So if you want an idea of how the Bush re-election team is taking the high ground, take a gander at the latest Bush attack ad on Kerry (click on the one called 'Priorities'.) In it, the President takes aim at the fact Kerry's had to miss a lot of votes to campaign for President, ignoring all the taxpayer money and time he's spent on the road campaigning himself. In it, he claims Kerry failed to vote to lower health care costs (the bill in question was actually a tort reform bill to prevent patients from suing doctors for medical malpractice claims), that he failed to vote to fund troops in combat (ignoring all the times he has), but that "he found time to vote against the Laci Peterson law" which would 'protect pregnant women against violence'. Ignoring again the fact the so-called Laci Peterson law federalized yet another crime for utterly no reason -- it was already illegal and a separate crime to kill a fetus, and Scott Peterson is in fact charged with two murders -- the message they're trying to convey is: Kerry voted in favor of murdering women and unborn children! I think this may be the worst, lowest political ad since Willie Horton, and it's worse in a way. There are lots of legitimate differences the President could take with Kerry's voting record. But why highlight those when you can say Kerry's in favor of killing pregnant women and against supporting our troops and lowering health care costs?

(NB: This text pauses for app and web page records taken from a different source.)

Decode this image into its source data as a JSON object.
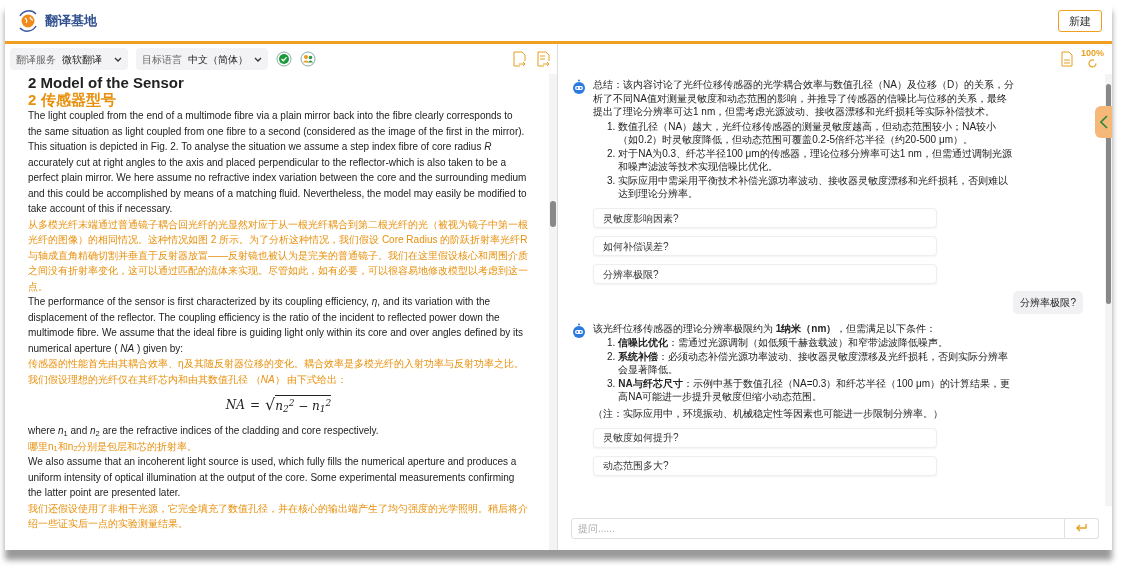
{
  "header": {
    "app_name": "翻译基地",
    "new_button": "新建"
  },
  "toolbar": {
    "selects": [
      {
        "label": "翻译服务",
        "value": "微软翻译"
      },
      {
        "label": "目标语言",
        "value": "中文（简体）"
      }
    ]
  },
  "document": {
    "blocks": [
      {
        "kind": "heading_source",
        "text": "2 Model of the Sensor"
      },
      {
        "kind": "heading_translation",
        "text": "2 传感器型号"
      },
      {
        "kind": "source",
        "text": "The light coupled from the end of a multimode fibre via a plain mirror back into the fibre clearly corresponds to the same situation as light coupled from one fibre to a second (considered as the image of the first in the mirror). This situation is depicted in Fig. 2. To analyse the situation we assume a step index fibre of core radius *R* accurately cut at right angles to the axis and placed perpendicular to the reflector-which is also taken to be a perfect plain mirror. We here assume no refractive index variation between the core and the surrounding medium and this could be accomplished by means of a matching fluid. Nevertheless, the model may easily be modified to take account of this if necessary."
      },
      {
        "kind": "translation",
        "text": "从多模光纤末端通过普通镜子耦合回光纤的光显然对应于从一根光纤耦合到第二根光纤的光（被视为镜子中第一根光纤的图像）的相同情况。这种情况如图 2 所示。为了分析这种情况，我们假设 Core Radius 的阶跃折射率光纤R与轴成直角精确切割并垂直于反射器放置——反射镜也被认为是完美的普通镜子。我们在这里假设核心和周围介质之间没有折射率变化，这可以通过匹配的流体来实现。尽管如此，如有必要，可以很容易地修改模型以考虑到这一点。"
      },
      {
        "kind": "source",
        "text": "The performance of the sensor is first characterized by its coupling efficiency, *η*, and its variation with the displacement of the reflector. The coupling efficiency is the ratio of the incident to reflected power down the multimode fibre. We assume that the ideal fibre is guiding light only within its core and over angles defined by its numerical aperture ( *NA* ) given by:"
      },
      {
        "kind": "translation",
        "text": "传感器的性能首先由其耦合效率、η及其随反射器位移的变化。耦合效率是多模光纤的入射功率与反射功率之比。我们假设理想的光纤仅在其纤芯内和由其数值孔径 （*NA*） 由下式给出："
      },
      {
        "kind": "formula",
        "lhs": "NA",
        "op": "=",
        "radical": "√",
        "radicand": "n$_{2}$$^{2}$ − n$_{1}$$^{2}$"
      },
      {
        "kind": "source",
        "text": "where *n*$_{1}$ and *n*$_{2}$ are the refractive indices of the cladding and core respectively."
      },
      {
        "kind": "translation",
        "text": "哪里n$_{1}$和n$_{2}$分别是包层和芯的折射率。"
      },
      {
        "kind": "source",
        "text": "We also assume that an incoherent light source is used, which fully fills the numerical aperture and produces a uniform intensity of optical illumination at the output of the core. Some experimental measurements confirming the latter point are presented later."
      },
      {
        "kind": "translation",
        "text": "我们还假设使用了非相干光源，它完全填充了数值孔径，并在核心的输出端产生了均匀强度的光学照明。稍后将介绍一些证实后一点的实验测量结果。"
      }
    ]
  },
  "chat": {
    "zoom": "100%",
    "messages": [
      {
        "kind": "bot",
        "intro": "总结：该内容讨论了光纤位移传感器的光学耦合效率与数值孔径（NA）及位移（D）的关系，分析了不同NA值对测量灵敏度和动态范围的影响，并推导了传感器的信噪比与位移的关系，最终提出了理论分辨率可达1 nm，但需考虑光源波动、接收器漂移和光纤损耗等实际补偿技术。",
        "items": [
          {
            "number": "1.",
            "text": "数值孔径（NA）越大，光纤位移传感器的测量灵敏度越高，但动态范围较小；NA较小（如0.2）时灵敏度降低，但动态范围可覆盖0.2-5倍纤芯半径（约20-500 μm）。"
          },
          {
            "number": "2.",
            "text": "对于NA为0.3、纤芯半径100 μm的传感器，理论位移分辨率可达1 nm，但需通过调制光源和噪声滤波等技术实现信噪比优化。"
          },
          {
            "number": "3.",
            "text": "实际应用中需采用平衡技术补偿光源功率波动、接收器灵敏度漂移和光纤损耗，否则难以达到理论分辨率。"
          }
        ]
      },
      {
        "kind": "suggestion",
        "text": "灵敏度影响因素?"
      },
      {
        "kind": "suggestion",
        "text": "如何补偿误差?"
      },
      {
        "kind": "suggestion",
        "text": "分辨率极限?"
      },
      {
        "kind": "user",
        "text": "分辨率极限?"
      },
      {
        "kind": "bot",
        "intro": "该光纤位移传感器的理论分辨率极限约为 **1纳米（nm）**，但需满足以下条件：",
        "items": [
          {
            "number": "1.",
            "text": "**信噪比优化**：需通过光源调制（如低频千赫兹载波）和窄带滤波降低噪声。"
          },
          {
            "number": "2.",
            "text": "**系统补偿**：必须动态补偿光源功率波动、接收器灵敏度漂移及光纤损耗，否则实际分辨率会显著降低。"
          },
          {
            "number": "3.",
            "text": "**NA与纤芯尺寸**：示例中基于数值孔径（NA=0.3）和纤芯半径（100 μm）的计算结果，更高NA可能进一步提升灵敏度但缩小动态范围。"
          }
        ],
        "note": "（注：实际应用中，环境振动、机械稳定性等因素也可能进一步限制分辨率。）"
      },
      {
        "kind": "suggestion",
        "text": "灵敏度如何提升?"
      },
      {
        "kind": "suggestion",
        "text": "动态范围多大?"
      }
    ],
    "input": {
      "placeholder": "提问......"
    }
  }
}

So take note, Iraqis, as you ponder your unelected ruling council's decisions. This is how we do democracy in America.

1 comment:

Matt said...

You know, I missed something in the news reports. The administration had the National Security Advisor, Condoleeza Rice, respond to the reports they were working out scenarios to delay the election. What exactly does the NSA have to do with domestic affairs, notably the conduct of elections? Wouldn't this be, at a stretch, the purview of, say, the Federal Elections Commission?